▸ WHAT YOU NEED TO DO: Lines with the word "blocks" are the answer; copy each of them from the data below.

▸ SOURCE RECORDS:
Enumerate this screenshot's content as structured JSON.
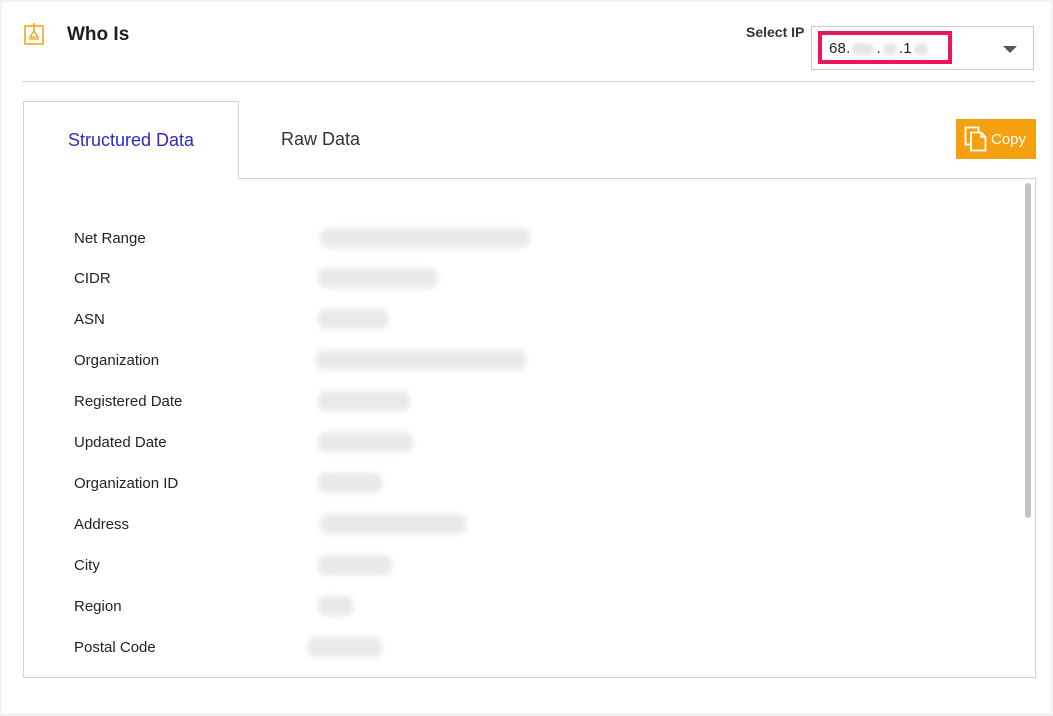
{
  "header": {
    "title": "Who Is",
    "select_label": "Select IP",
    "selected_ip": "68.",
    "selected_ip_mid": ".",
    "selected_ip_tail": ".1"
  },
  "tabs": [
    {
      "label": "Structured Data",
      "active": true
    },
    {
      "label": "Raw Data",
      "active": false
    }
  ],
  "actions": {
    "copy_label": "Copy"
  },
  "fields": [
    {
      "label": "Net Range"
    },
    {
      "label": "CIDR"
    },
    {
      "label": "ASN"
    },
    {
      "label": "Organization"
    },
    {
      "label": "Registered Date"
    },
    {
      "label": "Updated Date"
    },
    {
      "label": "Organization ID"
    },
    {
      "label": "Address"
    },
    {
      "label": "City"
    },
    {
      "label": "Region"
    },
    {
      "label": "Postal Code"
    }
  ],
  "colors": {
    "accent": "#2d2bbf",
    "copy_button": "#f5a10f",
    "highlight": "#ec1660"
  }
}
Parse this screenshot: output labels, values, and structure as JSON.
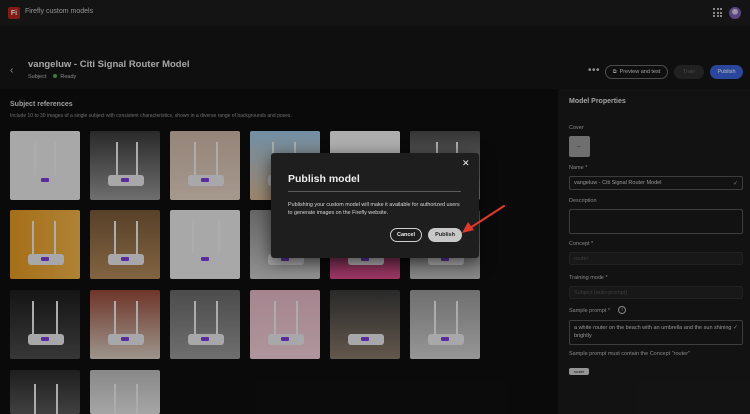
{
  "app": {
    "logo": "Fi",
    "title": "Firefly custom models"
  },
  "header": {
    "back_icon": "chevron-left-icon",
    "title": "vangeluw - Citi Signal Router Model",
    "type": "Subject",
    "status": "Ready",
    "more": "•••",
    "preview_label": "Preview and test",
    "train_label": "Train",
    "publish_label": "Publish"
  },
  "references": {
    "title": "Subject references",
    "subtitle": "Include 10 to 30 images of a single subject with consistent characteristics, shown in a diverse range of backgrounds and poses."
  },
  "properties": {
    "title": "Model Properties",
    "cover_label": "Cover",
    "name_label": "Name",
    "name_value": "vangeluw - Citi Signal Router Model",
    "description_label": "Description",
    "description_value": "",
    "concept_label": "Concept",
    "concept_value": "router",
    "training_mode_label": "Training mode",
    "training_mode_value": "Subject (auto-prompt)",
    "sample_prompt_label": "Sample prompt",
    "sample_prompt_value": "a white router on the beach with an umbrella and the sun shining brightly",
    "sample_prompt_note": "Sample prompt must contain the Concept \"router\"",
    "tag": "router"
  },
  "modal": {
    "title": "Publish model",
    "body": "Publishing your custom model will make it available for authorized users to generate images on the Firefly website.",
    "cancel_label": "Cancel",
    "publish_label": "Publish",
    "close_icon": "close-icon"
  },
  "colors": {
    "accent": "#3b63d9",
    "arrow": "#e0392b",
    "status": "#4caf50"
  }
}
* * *
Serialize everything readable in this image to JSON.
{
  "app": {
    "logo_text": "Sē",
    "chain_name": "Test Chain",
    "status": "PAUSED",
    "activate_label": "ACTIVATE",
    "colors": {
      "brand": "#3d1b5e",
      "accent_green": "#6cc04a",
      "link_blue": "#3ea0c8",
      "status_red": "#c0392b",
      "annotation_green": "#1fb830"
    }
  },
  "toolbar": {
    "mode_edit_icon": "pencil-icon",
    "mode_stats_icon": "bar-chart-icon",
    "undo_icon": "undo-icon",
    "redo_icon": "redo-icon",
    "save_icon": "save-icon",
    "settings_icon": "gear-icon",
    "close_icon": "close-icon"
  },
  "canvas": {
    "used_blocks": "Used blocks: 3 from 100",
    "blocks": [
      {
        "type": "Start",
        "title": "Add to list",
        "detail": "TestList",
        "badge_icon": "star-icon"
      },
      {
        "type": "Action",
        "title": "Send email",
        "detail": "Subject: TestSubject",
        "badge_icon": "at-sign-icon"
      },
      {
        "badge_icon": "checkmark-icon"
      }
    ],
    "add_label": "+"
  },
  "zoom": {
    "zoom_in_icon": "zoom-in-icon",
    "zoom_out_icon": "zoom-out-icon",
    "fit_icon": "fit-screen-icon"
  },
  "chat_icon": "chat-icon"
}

▸ SOLUTION TO THE EXERCISE:
    "used_blocks": "Used blocks: 3 from 100",
    "blocks": [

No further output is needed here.